(Entries from a dataset of interfaces)
-*-
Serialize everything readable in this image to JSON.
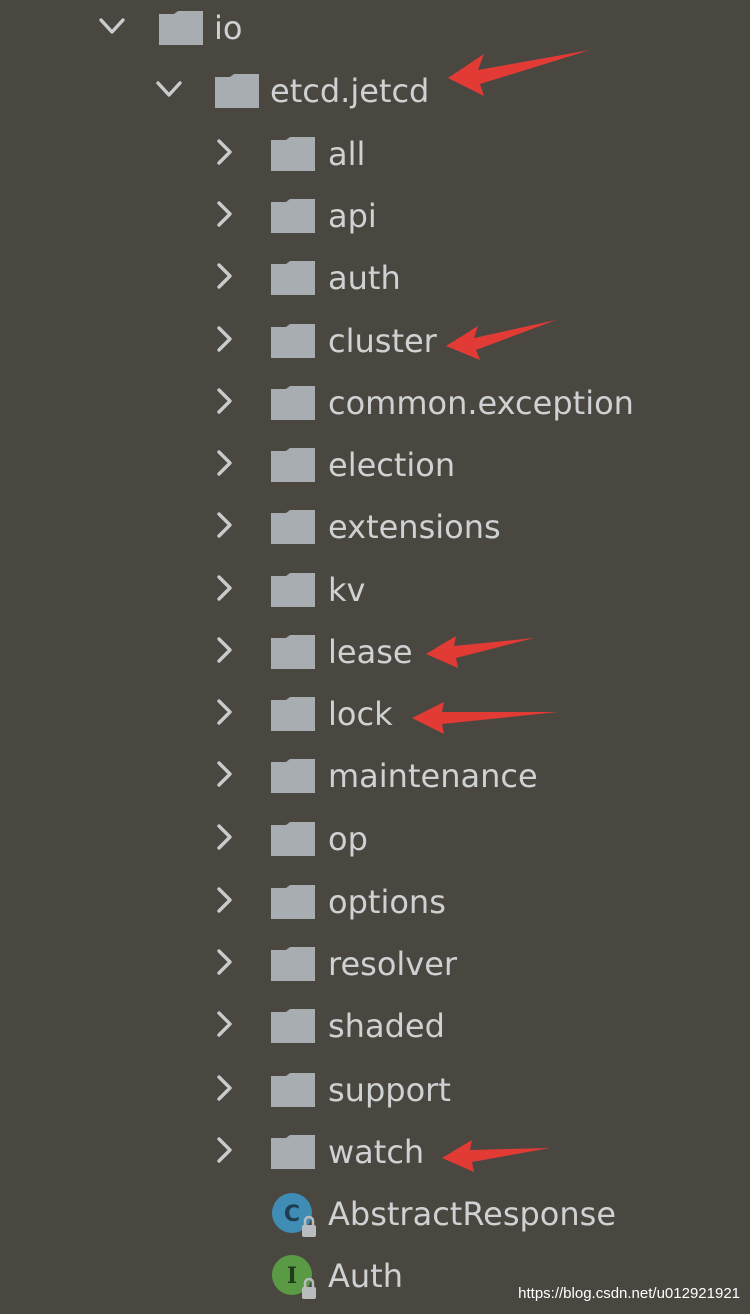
{
  "tree": {
    "root": {
      "label": "io",
      "icon": "folder-icon",
      "expanded": true
    },
    "package": {
      "label": "etcd.jetcd",
      "icon": "folder-icon",
      "expanded": true
    },
    "folders": [
      {
        "label": "all"
      },
      {
        "label": "api"
      },
      {
        "label": "auth"
      },
      {
        "label": "cluster"
      },
      {
        "label": "common.exception"
      },
      {
        "label": "election"
      },
      {
        "label": "extensions"
      },
      {
        "label": "kv"
      },
      {
        "label": "lease"
      },
      {
        "label": "lock"
      },
      {
        "label": "maintenance"
      },
      {
        "label": "op"
      },
      {
        "label": "options"
      },
      {
        "label": "resolver"
      },
      {
        "label": "shaded"
      },
      {
        "label": "support"
      },
      {
        "label": "watch"
      }
    ],
    "classes": [
      {
        "label": "AbstractResponse",
        "icon": "class-icon",
        "badge": "C",
        "color": "#3f8db5"
      },
      {
        "label": "Auth",
        "icon": "interface-icon",
        "badge": "I",
        "color": "#5b9a45"
      }
    ]
  },
  "annotations": {
    "arrow_color": "#e23b36",
    "highlighted": [
      "etcd.jetcd",
      "cluster",
      "lease",
      "lock",
      "watch"
    ]
  },
  "colors": {
    "background": "#4a4740",
    "text": "#cfd1d3",
    "folder": "#a8adb2",
    "chevron": "#c9cbcd"
  },
  "watermark": "https://blog.csdn.net/u012921921"
}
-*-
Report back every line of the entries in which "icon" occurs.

      "icon": "folder-icon",
      "icon": "folder-icon",
        "icon": "class-icon",
        "icon": "interface-icon",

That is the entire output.